At first blush, that would seem like terrible news for the tech companies because it could result in the government forcing them to break themselves up. But FB should actually consider breaking itself up.
Facebook now finds itself in an awkward position. Its legacy Facebook platform is mature, and showing signs of age. Younger users are giving it up, and it’s already so big that it has little growth potential left. Many investors say that they avoid FB stock because FB has peaked and will eventually decline.
But that view misses Facebook’s real value drivers now. Instagram utterly crushed Snap (NYSE:SNAP) in their head-to-head battle for the vital teens and twenty-somethings demographic. And WhatsApp looks like it could generate monster revenues in coming years if and when basic banking, financial applications, and shopping tools are integrated into the platform.
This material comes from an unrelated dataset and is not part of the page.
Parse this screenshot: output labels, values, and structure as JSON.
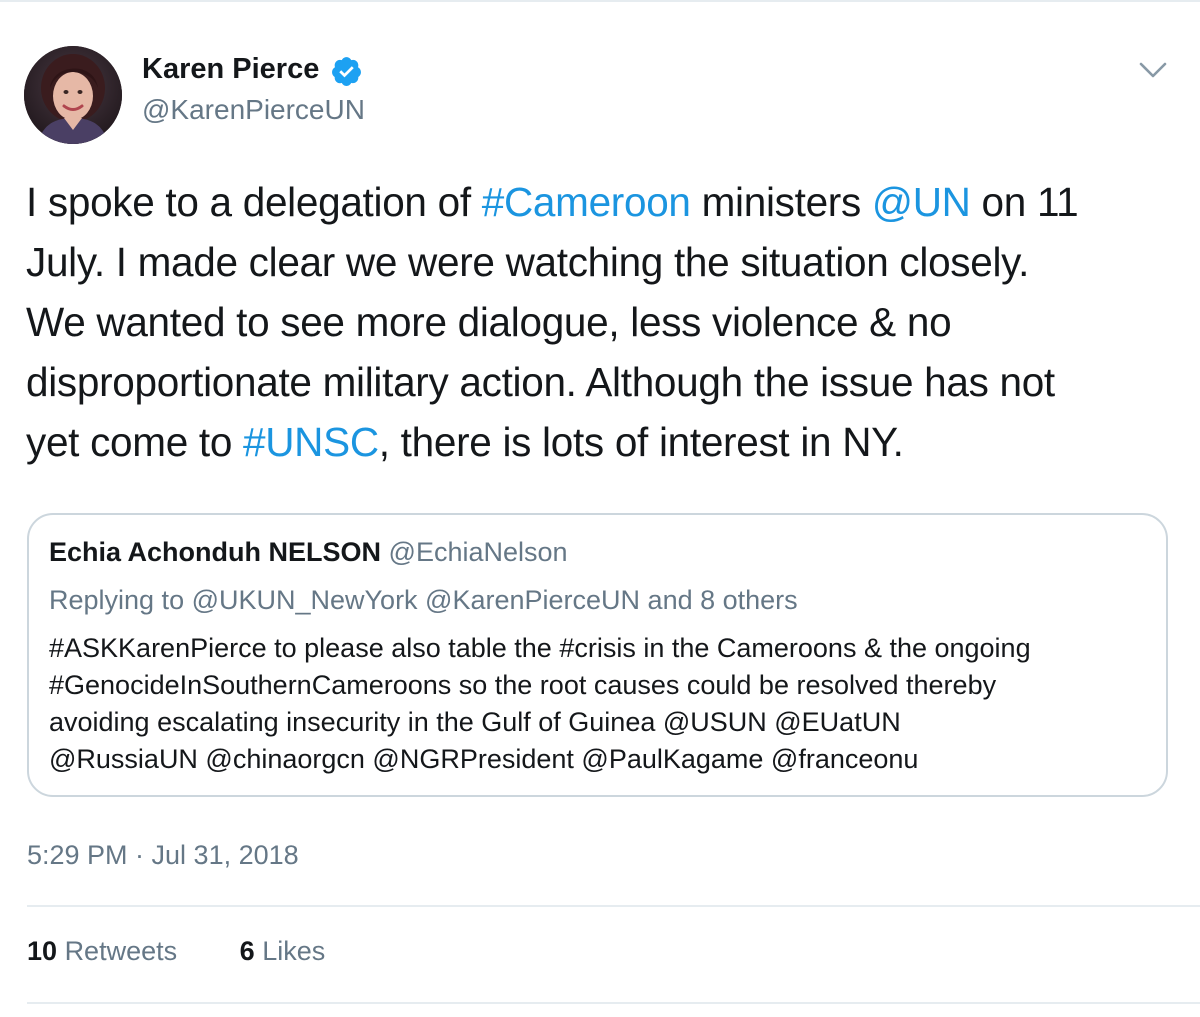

Three Could Be Better Than One for FB Stock
Imagine a world in which the Facebook website, WhatsApp, and Instagram are independent and publicly traded. Facebook (the company) could still own a large portion of Instagram and WhatsApp, but it could spin off chunks of them to the public. In one action, Facebook would solve numerous regulatory problems, making FB stock much less risky. It would no longer be seen as a giant that crushes all social media competition. It would reduce its revenues, potentially avoiding some of the new digital taxes.
And for owners of Facebook stock, such a spinoff could unlock a lot of value. Moreover, many people who avoid FB stock because they don’t like legacy FB or they don’t think WhatsApp can be monetized could simply buy the shares of the platform they believe has the best prospects. There’s no guarantee, but I suspect a broken-up Facebook would be more appealing to investors than FB stock is now.
At the time of this writing, Ian Bezek owned Facebook stock. You can reach him on Twitter at @irbezek.